I never met my grandfather on my father’s side. At least not that I remember. He and grandma were killed by a drunk driver when I was one year old. I have no memories of them other than those created by pictures I see and stories I hear.
Last week, when mom had a fuzzy recollection that grandad had earned a patent, a couple of us dug in to find it. Sure enough there it was. In 1940, he filed and then sold a patent for a unique new fast opening and closing door and compartment on the sides of delivery trucks. Grandpa worked a milk route back in the days before milk tanker trucks when the job called for loading heavy containers of milk into the truck. Here he was trying to make his job easier and trying to solve a practical problem.
For me, the story spoke to where my dad got his own sense that he, too, could solve any practical problem as well as his own ability to work with his hands. Those were skills my father had somehow passed on to his own five children and I had never quite understood how. I had never quite understood where our universal assumption that we can solve anything had come from, or where our naïve matter-of-fact expectation that we can fix anything our hands can touch came from.
Now at just three years old, my firstborn already knows, “Daddy can fix it!” Even my one year old brings me broken toys exclaiming, “This! This!” The question on my mind isn’t how to fix the broken thing, but how to keep passing through example the tradition that they, too, can achieve whatever they set their mind to because it will never occur to them they can’t.
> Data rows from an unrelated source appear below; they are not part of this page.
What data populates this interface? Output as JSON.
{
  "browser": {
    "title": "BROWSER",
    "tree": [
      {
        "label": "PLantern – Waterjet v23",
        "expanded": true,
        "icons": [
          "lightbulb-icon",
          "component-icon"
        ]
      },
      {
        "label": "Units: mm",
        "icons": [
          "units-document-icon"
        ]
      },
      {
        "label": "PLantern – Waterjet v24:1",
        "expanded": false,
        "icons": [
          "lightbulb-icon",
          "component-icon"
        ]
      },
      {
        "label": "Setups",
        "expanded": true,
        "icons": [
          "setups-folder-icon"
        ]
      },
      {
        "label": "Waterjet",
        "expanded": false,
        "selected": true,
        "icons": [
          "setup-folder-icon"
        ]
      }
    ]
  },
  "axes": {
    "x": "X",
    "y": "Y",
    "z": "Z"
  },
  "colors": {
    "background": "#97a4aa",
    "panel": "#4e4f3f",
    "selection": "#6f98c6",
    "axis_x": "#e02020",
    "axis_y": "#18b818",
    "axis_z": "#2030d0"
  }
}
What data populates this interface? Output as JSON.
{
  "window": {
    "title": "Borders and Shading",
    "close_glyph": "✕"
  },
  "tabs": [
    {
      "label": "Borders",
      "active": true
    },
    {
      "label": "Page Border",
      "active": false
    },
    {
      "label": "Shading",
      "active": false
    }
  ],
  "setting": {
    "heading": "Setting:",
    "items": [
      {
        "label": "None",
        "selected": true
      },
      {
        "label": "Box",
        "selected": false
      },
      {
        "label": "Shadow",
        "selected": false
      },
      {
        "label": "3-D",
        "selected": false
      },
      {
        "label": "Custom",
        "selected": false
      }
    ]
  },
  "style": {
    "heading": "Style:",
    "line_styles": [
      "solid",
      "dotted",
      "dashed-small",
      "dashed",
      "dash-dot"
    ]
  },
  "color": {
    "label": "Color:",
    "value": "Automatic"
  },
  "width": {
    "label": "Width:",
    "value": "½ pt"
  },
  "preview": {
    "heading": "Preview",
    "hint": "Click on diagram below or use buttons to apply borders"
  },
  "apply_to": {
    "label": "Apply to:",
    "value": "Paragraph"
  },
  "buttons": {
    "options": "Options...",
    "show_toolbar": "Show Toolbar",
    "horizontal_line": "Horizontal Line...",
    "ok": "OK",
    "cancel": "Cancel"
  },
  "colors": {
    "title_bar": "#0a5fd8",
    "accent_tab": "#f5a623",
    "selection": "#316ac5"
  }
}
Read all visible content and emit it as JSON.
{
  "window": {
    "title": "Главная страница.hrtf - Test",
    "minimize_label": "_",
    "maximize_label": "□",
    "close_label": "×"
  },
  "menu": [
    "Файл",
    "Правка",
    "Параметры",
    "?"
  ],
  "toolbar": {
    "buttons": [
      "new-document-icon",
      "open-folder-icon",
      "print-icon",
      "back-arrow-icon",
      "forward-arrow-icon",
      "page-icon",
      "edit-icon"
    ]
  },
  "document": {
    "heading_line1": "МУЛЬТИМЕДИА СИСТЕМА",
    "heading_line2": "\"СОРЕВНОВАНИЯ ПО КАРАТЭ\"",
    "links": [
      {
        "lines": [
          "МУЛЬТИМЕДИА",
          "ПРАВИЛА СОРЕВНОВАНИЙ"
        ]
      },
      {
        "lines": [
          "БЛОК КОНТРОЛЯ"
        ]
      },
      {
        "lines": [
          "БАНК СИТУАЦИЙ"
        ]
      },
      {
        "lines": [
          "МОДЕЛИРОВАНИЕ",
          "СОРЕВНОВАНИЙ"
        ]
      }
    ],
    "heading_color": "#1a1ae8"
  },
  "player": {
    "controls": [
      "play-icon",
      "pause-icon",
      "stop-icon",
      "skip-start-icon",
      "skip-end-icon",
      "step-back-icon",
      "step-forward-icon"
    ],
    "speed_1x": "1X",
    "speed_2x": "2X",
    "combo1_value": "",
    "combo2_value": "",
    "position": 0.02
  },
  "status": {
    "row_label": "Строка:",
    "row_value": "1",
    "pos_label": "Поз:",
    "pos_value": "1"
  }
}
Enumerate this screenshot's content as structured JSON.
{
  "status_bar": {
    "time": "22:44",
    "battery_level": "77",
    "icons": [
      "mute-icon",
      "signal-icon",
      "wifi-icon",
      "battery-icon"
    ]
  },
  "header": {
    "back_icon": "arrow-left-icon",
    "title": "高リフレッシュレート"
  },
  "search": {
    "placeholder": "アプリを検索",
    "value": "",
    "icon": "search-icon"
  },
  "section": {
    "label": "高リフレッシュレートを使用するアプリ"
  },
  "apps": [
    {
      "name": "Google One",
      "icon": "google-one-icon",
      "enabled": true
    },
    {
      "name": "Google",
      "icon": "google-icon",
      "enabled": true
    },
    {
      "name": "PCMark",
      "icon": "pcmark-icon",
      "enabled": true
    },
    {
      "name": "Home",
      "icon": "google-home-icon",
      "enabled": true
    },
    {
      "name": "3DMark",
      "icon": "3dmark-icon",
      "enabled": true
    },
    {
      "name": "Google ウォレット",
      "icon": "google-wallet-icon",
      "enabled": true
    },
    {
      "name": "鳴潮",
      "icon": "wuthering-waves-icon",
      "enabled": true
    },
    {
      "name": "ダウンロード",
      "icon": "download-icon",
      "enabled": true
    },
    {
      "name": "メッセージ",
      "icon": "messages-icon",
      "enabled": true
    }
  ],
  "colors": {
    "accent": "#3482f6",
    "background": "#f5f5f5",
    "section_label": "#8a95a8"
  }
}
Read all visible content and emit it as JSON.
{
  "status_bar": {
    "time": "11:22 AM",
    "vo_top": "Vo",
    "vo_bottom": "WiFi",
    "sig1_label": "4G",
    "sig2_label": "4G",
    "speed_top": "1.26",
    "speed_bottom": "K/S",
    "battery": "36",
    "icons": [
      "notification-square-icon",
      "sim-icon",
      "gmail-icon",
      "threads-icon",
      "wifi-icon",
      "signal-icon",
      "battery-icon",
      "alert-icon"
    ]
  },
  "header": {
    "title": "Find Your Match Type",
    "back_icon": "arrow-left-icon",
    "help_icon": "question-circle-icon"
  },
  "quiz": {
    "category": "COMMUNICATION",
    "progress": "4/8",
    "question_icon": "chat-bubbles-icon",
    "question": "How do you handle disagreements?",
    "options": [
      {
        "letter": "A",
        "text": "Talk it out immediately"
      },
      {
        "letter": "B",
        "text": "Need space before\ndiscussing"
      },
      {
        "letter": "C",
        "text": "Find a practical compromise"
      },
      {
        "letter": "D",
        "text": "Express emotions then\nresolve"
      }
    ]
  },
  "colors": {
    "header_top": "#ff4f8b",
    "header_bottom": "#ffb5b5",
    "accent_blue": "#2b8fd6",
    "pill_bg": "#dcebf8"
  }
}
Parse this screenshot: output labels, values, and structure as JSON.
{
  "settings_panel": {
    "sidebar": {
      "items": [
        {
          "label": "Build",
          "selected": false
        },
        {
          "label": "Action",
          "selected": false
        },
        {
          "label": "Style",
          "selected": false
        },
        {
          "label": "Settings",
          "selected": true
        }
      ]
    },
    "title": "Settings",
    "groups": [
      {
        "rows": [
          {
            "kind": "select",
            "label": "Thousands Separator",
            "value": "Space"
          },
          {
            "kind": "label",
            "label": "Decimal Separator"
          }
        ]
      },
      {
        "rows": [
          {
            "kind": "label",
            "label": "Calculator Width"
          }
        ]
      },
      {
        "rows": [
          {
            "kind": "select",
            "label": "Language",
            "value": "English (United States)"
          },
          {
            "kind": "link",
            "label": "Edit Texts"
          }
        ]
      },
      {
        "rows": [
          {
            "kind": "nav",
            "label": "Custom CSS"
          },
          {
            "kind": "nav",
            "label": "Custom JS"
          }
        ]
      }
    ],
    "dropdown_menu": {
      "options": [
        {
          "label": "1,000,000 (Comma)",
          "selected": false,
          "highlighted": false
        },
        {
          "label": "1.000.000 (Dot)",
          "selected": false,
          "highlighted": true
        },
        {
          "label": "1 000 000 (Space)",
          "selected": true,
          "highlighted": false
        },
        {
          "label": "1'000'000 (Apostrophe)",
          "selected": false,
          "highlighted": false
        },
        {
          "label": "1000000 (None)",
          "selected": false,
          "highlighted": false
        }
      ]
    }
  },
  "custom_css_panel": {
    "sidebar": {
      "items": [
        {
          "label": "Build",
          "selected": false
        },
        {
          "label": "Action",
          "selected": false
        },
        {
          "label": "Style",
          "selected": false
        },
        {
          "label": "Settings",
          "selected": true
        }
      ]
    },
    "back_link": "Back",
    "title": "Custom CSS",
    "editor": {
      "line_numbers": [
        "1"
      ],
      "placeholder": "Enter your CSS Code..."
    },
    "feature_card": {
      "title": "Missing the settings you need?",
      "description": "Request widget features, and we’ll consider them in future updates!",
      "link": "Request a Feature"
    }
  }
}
We All Want to Leave a Legacy
It’s not just me with my kids. Your employees care about their impact and the legacy they leave behind. (Even as I write that, I can hear somebody choke on their coffee… “My employees??” Yep, even them.)
Your employees want to know that they’re part of something bigger. They want to see that they are fulfilling a bigger purpose. Yes, they want to collect a paycheck. But they also want the opportunity to grow and use their skills, and they want to know that the role they play has an impact on their company and on the world around them.
If you doubt this, write up a little one or two question “pulse survey” and ask them things like:
- It is important to me that I understand how my work impacts our end customers.
- My co-workers and my company make me feel like I am part of something bigger than myself.
Ask for a rating on a scale of 1 to 5 from “Strongly Disagree” to “Strongly Agree” and see what happens.
As social creatures, we want to know that what we do matters and we get a little twitchy when we doubt that it does.
Find and Tell Your Stories
Chances are you formed at least one or two incredibly strong, vivid images in your mind from the story I told in the opener above. If you’ve read this far, you know I care about family and helping people succeed, and you have an incredibly strong story to know I’m telling the truth.
Now it’s your turn. I used a personal story. Your challenge is to find business stories.
You have your mission. (Right? You do, right?) What stories do you have about fulfilling your mission? I’m not even talking about big stories. I’m talking about any stories, preferably from your customers, about fulfilling your mission.
Find and tell stories about fulfilling your mission, and do it often. Tell it to your employees. Tell it to your customers and people who you want to be your customers.
Unlike the empty-sounding promises of most marketing, stories are real. Stories are powerful because they help us see, feel, and virtually experience a positive outcome without going through it ourselves.
Another time, we’ll talk about how to find those stories.